  6. The Terrorist and Disruptive Activities (Prevention) Act, 1987
  7. The Armed Forces (J&K) Special Powers Act, 1990
  8. The Prvention of Illicit Traffic in Narcotic Drugs and Psychotropic Substances Act, 1988
  9. The Criminal Law Amendment Bill, 1995
  10. The Information Technology Act, 2000
  11. The Prevention of Terrorism Ordinance, 2001


Source: Kumar Sanjay Singh, “Politics of Internal Security Acts 1947-2001”

The multi-class alliance, according to Sanjay Singh, was inevitably unstable leading to periods of consolidation as well as erosion of the alliance. The fact remains that the vicissitudes of the multi-class alliance and the promulgation of internal security legislations exhibit a greater correspondence than that between the acts and the instances of terrorism, Sanjay Singh concluded.

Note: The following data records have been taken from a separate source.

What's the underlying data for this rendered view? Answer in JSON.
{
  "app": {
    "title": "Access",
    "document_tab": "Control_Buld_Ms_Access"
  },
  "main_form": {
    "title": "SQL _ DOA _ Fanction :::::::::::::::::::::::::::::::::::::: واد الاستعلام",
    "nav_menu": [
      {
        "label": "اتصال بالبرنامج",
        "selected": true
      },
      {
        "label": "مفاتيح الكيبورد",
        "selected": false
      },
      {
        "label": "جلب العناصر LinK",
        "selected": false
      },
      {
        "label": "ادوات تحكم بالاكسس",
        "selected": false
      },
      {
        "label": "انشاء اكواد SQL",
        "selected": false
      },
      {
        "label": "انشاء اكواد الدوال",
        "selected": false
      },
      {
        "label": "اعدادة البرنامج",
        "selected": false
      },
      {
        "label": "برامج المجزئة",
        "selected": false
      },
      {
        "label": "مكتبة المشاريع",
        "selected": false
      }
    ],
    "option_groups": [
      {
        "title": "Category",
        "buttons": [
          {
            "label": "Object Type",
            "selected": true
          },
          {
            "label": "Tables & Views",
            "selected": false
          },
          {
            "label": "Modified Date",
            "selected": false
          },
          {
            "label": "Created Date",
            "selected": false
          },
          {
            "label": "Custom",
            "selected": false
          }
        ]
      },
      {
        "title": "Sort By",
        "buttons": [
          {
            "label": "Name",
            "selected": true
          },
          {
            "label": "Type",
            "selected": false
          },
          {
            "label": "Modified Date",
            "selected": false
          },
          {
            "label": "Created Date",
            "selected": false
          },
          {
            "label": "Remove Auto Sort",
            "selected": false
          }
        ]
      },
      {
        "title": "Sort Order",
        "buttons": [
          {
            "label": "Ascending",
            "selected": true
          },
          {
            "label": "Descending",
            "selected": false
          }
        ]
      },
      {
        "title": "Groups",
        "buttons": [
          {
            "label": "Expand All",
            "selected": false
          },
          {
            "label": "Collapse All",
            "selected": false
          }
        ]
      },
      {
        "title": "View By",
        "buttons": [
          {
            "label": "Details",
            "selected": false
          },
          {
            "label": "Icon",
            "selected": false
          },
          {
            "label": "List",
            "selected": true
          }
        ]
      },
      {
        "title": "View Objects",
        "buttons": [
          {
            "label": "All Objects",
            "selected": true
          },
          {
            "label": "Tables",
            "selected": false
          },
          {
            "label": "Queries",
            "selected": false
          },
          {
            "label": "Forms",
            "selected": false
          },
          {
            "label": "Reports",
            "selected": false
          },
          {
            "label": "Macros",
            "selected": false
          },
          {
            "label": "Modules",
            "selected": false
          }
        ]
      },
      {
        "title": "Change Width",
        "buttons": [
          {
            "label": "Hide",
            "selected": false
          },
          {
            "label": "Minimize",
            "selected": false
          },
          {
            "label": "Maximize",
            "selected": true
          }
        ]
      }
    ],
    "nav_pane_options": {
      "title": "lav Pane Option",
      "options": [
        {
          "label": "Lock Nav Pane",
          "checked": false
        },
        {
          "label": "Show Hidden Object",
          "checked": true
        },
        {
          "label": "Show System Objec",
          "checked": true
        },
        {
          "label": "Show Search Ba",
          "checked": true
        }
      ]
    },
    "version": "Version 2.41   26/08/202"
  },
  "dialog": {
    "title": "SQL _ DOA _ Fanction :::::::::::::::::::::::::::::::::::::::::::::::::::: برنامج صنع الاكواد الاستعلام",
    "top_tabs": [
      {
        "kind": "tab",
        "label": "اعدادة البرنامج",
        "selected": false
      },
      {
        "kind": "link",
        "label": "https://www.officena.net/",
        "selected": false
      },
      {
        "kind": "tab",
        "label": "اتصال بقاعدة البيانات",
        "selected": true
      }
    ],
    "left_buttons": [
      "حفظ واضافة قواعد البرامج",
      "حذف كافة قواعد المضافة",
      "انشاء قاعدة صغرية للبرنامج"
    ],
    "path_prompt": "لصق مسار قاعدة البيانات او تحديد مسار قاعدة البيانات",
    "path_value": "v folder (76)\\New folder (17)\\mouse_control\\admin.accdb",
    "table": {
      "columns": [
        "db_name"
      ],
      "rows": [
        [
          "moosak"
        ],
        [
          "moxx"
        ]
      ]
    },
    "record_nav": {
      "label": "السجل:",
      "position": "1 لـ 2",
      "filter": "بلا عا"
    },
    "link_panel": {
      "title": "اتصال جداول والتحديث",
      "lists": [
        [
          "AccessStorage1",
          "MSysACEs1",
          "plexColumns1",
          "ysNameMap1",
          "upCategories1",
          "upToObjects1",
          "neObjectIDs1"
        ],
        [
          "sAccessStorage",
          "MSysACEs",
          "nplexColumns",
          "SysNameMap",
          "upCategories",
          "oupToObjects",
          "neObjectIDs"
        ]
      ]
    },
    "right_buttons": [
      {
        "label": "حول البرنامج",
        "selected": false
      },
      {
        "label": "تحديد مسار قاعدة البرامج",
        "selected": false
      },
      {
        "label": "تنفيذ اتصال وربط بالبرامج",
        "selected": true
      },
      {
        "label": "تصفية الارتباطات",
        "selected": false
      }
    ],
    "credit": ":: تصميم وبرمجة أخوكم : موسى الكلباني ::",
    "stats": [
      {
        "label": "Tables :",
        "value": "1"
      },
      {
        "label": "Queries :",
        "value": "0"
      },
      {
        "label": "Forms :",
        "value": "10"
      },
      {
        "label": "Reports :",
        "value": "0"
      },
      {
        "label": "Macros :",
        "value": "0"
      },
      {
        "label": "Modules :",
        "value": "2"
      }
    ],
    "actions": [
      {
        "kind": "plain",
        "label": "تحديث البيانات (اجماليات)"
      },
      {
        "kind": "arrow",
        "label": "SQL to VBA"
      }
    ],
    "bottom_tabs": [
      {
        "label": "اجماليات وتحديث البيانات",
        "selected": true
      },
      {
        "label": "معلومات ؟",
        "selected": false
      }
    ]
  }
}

The lecture was followed by a discussion session. Academicians, social and human right activists and students who attended the memorial lecture discussed and shared their views and opinions on the theme. Retired District Session Judge C Upendra moderated the discussion session.

During his short span of life, Dr. Kishan, who “believed in a world free from exploitation, subjugation and suppression,” addressed many crucial issues which affect the people of Manipur and the North-East India in his writings. He was the founder editor of the research journal, Alternative Perspectives (formerly known as Alternative Frames). The journal provides serious and constructive evaluation of the existing conditions and circumstances in North-East India. Besides numerous articles, Dr. Kishan also authored some books. His book, “Rethinking Colonialism,” was published by World View, N. Delhi in 2006. Another book, “India’s Look East Policy and India’s Northeast: Polemics and Perspectives” was published by Concept Publications, N. Delhi in 2009.

Dr. Kishan was born on 26 Feb. 1972 to Thingnam Surendra and Thingnam Ongbi Pramo Devi at Nagamapal Kangjabi Leirak, in Imphal West District. He completed his Graduation (1992) and Post-Graduation (1994) in English from Jamia Millia Islamia, New Delhi. He did his M. Phil (1997) from Delhi University and Ph. D from Manipur University on the thesis, “A critique of the novels of Chinua Achebe and Ngugi Wa Thiang’O (2004). Before he joined Manipur Civil Service (2007) he taught English in Shyamlal College, Delhi University (1996-99), DM College of Arts, Imphal (2002-05 and 2005-07), Churachandpur College, Churachandpur District (2005), and also in Manipur University (2007).